The 'elem_order' option (default undefined) can be used to control which elements are output and their ordering. If set to a reference to an array of element names, which may contain repeated names, the specified elements (and no others) are output in the specified order. Normally, all elements present in the array are output. Under the CSV and PSV formats, element order is by default inferred by the ordering of elements found in the first record.

The 'comments' options (default off) causes input comments to be preserved in the output, format permitting. The 'verbose' option inserts record and line numbers in comments. Pseudo-comments will be created for formats that don't natively define comments (JSON, Plain).

Like the individual OM methods, anvl_om() returns the built string by default, or the return status of print using the file handle supplied as the 'outhandle' options (normally set to '') at object creation time, for example,

     { outhandle => *STDOUT }

The way anvl_om() works is roughly as follows.

     $om->ostream();                                    # open stream
     ... { # loop over all records, eg, $recnum++
     $anvlrec = trimlines(getlines());
     last         unless $anvlrec;
     $err = anvl_recarray($anvlrec, $$o{elemsref}, $startline, $opts);
     $err         and return "anvl_recarray: $err";
     $om->orec($anvlrec, $recnum, $startline);          # open record
     ...... { # loop over all elements, eg, $elemnum++
     $om->elem($name, $value, $elemnum, $lineno);       # do element
     ...... }
     $om->crec($recnum);                                # close record
     ... }
     $om->cstream();                                    # close stream

DEPRECATED: The anvl_rechash() function splits an ANVL record into elements, returning them via the hash reference given as the second argument.
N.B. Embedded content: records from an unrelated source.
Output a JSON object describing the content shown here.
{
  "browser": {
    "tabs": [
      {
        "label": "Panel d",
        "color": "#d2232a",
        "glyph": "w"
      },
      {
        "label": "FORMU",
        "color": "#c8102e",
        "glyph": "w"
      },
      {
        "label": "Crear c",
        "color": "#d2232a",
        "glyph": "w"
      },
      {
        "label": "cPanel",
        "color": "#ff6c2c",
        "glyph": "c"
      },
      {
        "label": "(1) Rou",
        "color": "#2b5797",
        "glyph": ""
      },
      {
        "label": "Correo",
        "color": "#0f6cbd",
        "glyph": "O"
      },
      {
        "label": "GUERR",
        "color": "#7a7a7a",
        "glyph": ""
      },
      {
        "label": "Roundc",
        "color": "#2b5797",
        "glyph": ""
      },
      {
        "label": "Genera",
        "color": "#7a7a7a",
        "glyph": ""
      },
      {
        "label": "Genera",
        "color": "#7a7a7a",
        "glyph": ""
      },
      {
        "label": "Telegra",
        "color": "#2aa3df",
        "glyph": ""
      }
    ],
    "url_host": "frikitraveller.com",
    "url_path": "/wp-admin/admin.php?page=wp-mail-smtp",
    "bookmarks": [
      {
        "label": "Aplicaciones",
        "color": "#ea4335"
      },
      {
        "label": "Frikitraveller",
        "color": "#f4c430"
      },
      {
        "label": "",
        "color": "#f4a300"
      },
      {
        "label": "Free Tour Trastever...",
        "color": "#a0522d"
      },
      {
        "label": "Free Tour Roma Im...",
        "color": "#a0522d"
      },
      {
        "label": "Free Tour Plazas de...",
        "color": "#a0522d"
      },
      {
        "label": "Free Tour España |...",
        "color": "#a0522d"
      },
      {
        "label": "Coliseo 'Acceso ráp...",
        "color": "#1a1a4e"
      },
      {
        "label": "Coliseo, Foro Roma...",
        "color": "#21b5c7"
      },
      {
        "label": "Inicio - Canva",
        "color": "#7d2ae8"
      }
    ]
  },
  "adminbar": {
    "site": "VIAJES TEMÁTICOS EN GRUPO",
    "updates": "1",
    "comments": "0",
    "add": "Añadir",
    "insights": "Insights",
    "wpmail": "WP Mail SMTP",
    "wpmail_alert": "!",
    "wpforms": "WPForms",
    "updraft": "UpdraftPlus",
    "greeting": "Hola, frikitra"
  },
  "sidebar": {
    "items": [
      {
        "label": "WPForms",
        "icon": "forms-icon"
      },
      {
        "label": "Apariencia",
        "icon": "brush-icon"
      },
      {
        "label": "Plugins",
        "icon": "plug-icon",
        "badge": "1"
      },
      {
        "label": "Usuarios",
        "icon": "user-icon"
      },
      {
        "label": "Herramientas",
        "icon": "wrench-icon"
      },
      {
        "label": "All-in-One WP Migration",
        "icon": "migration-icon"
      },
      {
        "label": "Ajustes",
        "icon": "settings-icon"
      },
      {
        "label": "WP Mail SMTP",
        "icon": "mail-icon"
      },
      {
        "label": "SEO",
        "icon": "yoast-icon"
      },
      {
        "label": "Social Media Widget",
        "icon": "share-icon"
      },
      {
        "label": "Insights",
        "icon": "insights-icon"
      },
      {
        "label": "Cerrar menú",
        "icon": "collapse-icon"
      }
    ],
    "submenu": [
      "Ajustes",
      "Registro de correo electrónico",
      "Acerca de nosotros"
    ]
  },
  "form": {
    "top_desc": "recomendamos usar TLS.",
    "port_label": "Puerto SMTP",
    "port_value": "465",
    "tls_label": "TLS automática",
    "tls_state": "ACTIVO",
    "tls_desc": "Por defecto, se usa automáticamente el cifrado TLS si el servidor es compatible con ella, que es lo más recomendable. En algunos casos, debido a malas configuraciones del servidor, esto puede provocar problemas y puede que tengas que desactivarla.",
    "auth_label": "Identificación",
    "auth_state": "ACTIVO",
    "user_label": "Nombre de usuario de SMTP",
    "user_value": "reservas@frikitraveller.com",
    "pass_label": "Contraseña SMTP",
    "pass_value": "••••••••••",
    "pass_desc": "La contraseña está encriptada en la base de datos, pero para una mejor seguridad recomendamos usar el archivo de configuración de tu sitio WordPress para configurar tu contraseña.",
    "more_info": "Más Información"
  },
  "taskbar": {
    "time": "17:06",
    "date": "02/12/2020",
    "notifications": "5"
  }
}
A hash key is defined for each element name found. Under that key is stored the corresponding element value, or an array of values if more than one occurrence of the element name was encountered. This function returns the empty string on success, or a message beginning "warning: ..." or "error: ...".

DEPRECATED: The anvl_recsplit() function splits an ANVL record into elements, returning them via the array reference given as the second argument. Each returned element is a pair of elements: a name and a value. An optional third argument, if true (default 0), rejects unindented continuation lines, a common formatting mistake. This function returns the empty string on success, or message beginning "warning: ..." or "error: ...". Here's an example that extracts and uses the first returned element.

     ($msg = anvl_recsplit($record, $elemsref)
         and die "anvl_recsplit: $msg";  # report what went wrong
     print scalar($$elemsref), " elements found\n",
         "First element label is $$elemsref[0]\n",
         "First element value is $$elemsref[1]\n";


A Name Value Language (ANVL)

A Metadata Kernel for Electronic Permanence (PDF)


This is a beta version of ANVL tools. It is written in Perl.


John A. Kunze jak at ucop dot edu


Copyright 2009-2011 UC Regents. Open source BSD license.


Perl Modules: File::OM

Script Categories:

UNIX : System_administration